Should Renewable Energy Include Nuclear?
Lily Riahi; Lisa Desai Contributors, The Christian Science Monitor
A new global effort that aims to make renewable energy more accessible to every country in the world will launch on July 1st.
Governments are lining up to join the first agency that will advise them on how to make a renewable energy transition. The International Renewable Energy Agency (IRENA) has attracted 108 countries, including the United States and China, which are both expected to announce their membership this week, in a move that experts say could boost the agency's credibility, since both countries are leaders in renewable energy.
But supporters worry that IRENA could be undermined by countries that are trying to promote nuclear power as a solution to climate change and dwindling oil reserves. Today, members will meet in Sharm El Sheik, Egypt to vote on a director general for the group and decide which country will host the agency's headquarters.
Currently, a leading alliance between France and the United Arab Emirates (UAE) is forming. French ministerial official Helene Pelosse is a nominee for IRENA'S director general and the UAE is lobbying to host its headquarters in Abu Dhabi. IRENA advocates say if the alliance succeeds, the agency would become "nuclear tainted."
France pushes nuclear as 'low-carbon technology'
France generates nearly 80 percent of its electricity from nuclear power. It's also one of the world's largest providers of nuclear technology and expertise. Since 2008, French President Nicolas Sarkozy has signed multibillion-dollar nuclear deals with the UAE, Qatar, Algeria, Libya, and Morocco.

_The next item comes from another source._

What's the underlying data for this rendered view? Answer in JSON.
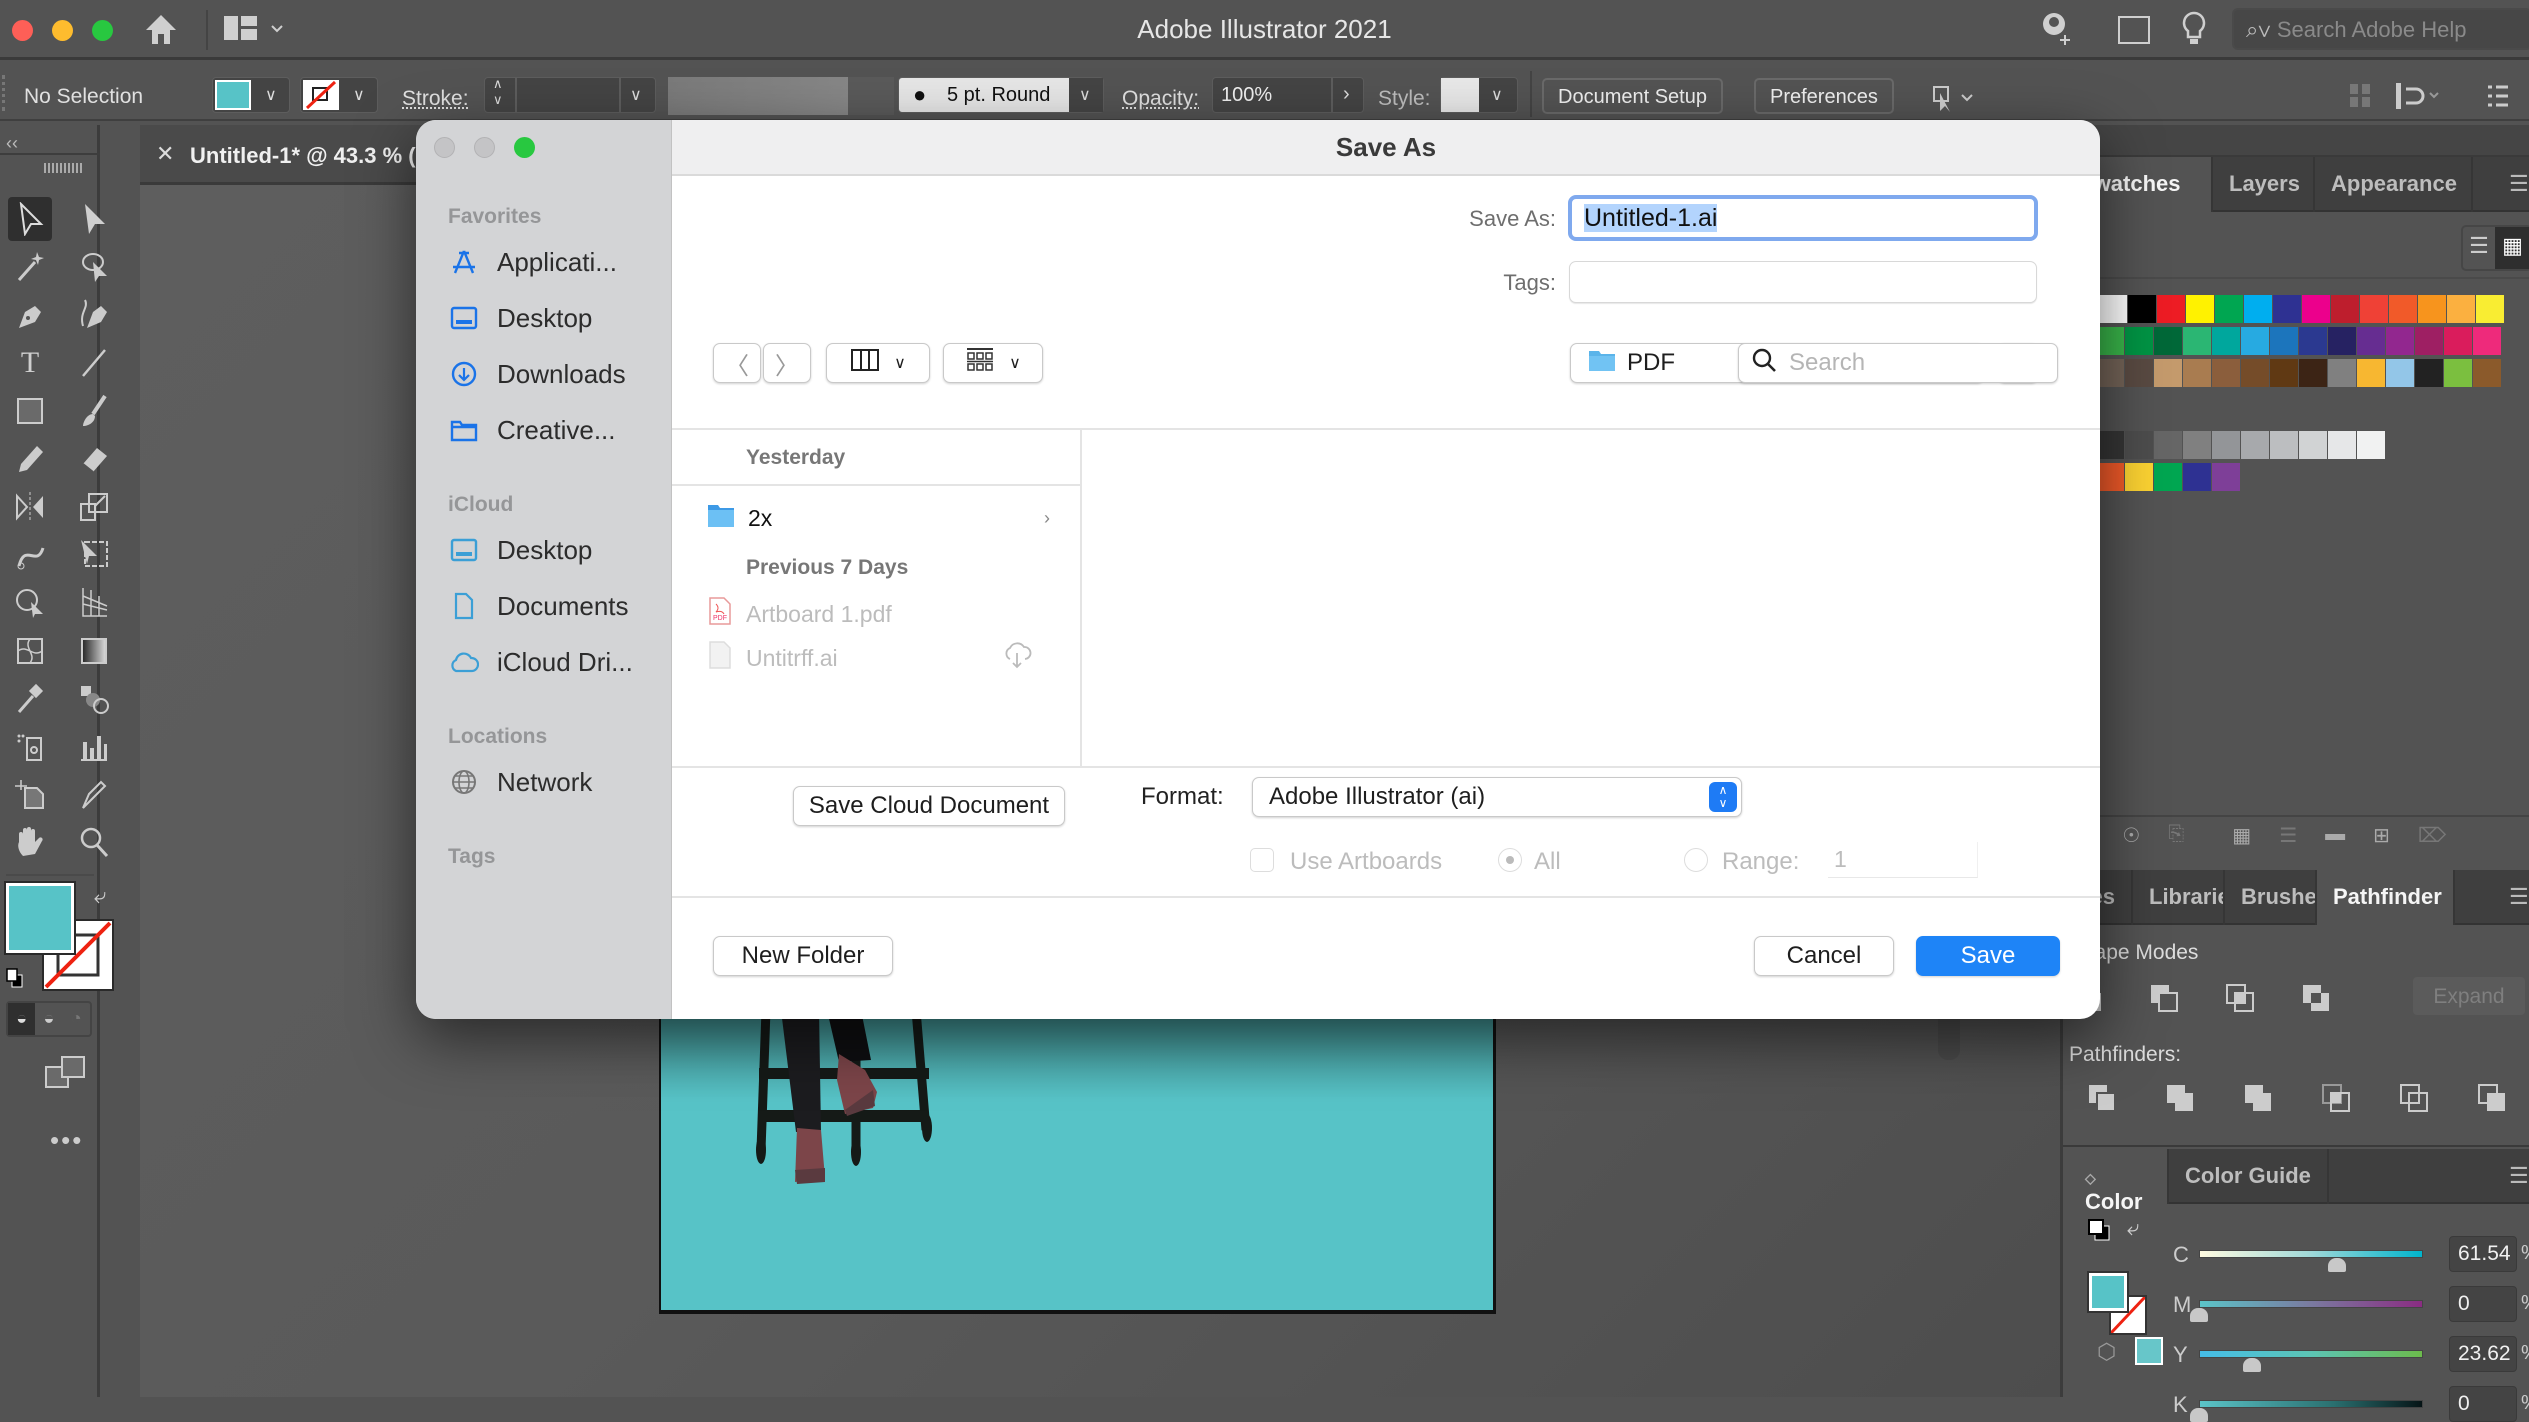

At the same time, France is promoting nuclear as a form of renewable power because it emits low levels of carbon dioxide. When the European Union defined its long-term target for renewable energy production last year, it tried to include nuclear power in the definition of renewable energy, a move that was rejected by EU members.

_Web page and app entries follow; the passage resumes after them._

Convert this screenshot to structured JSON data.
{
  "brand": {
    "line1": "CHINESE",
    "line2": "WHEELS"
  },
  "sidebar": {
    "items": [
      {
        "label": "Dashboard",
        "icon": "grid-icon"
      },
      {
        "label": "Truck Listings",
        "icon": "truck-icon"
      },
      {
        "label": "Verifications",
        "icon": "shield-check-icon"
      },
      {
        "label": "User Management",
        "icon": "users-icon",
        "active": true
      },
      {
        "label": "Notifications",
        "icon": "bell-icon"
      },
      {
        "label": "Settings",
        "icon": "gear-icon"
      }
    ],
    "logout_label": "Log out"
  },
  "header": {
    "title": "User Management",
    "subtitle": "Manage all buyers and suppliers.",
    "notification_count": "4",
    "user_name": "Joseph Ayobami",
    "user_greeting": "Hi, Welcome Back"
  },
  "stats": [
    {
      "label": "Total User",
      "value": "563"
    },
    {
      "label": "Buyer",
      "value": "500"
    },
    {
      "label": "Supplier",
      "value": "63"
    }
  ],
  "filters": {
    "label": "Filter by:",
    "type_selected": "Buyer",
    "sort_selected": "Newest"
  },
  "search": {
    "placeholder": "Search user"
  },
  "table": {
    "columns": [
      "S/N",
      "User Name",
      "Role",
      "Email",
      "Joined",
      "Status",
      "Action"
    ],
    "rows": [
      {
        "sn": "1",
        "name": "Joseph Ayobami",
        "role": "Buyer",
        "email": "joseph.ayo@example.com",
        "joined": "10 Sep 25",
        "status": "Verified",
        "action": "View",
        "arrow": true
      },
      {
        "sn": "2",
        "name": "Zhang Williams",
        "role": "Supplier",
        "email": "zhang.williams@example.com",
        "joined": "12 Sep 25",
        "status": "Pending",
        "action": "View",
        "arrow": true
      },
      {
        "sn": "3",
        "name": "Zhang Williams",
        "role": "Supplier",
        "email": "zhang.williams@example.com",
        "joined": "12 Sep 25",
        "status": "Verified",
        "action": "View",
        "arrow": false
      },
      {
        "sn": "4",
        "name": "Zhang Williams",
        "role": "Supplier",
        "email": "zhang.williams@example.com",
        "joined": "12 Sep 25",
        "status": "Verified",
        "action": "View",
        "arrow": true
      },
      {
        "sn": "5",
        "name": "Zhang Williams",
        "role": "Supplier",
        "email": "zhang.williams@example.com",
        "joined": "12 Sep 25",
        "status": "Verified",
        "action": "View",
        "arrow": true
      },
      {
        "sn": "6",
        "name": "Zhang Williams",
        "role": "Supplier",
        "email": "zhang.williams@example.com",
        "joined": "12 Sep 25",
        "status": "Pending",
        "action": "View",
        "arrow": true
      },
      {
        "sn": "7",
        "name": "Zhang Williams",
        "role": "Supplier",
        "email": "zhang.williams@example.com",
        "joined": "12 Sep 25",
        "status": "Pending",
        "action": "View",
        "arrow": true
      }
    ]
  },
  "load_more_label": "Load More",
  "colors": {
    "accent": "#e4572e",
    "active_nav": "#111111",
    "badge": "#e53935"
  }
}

France is also advocating to power the Mediterranean region using "low-carbon technology." IRENA supporters worry that under French leadership, the agency will support both renewables and nuclear options together.
Most discussions separate the two because renewable energy is defined as naturally replenishing resources, like solar or wind, which don't produce waste. Nuclear power is dependent on finite uranium resources, and produces radioactive waste that has to be isolated and stored for thousands of years.
"Advocates of nuclear try to avoid these essential differences by linking these two forms of energy under the umbrella term 'low- carbon technology,'" says Dr. Doerte Fouquet, Director of the European Renewable Energy Federation. "People forget that emitting zero CO2 is only one of the characteristics that defines a renewable source of energy. …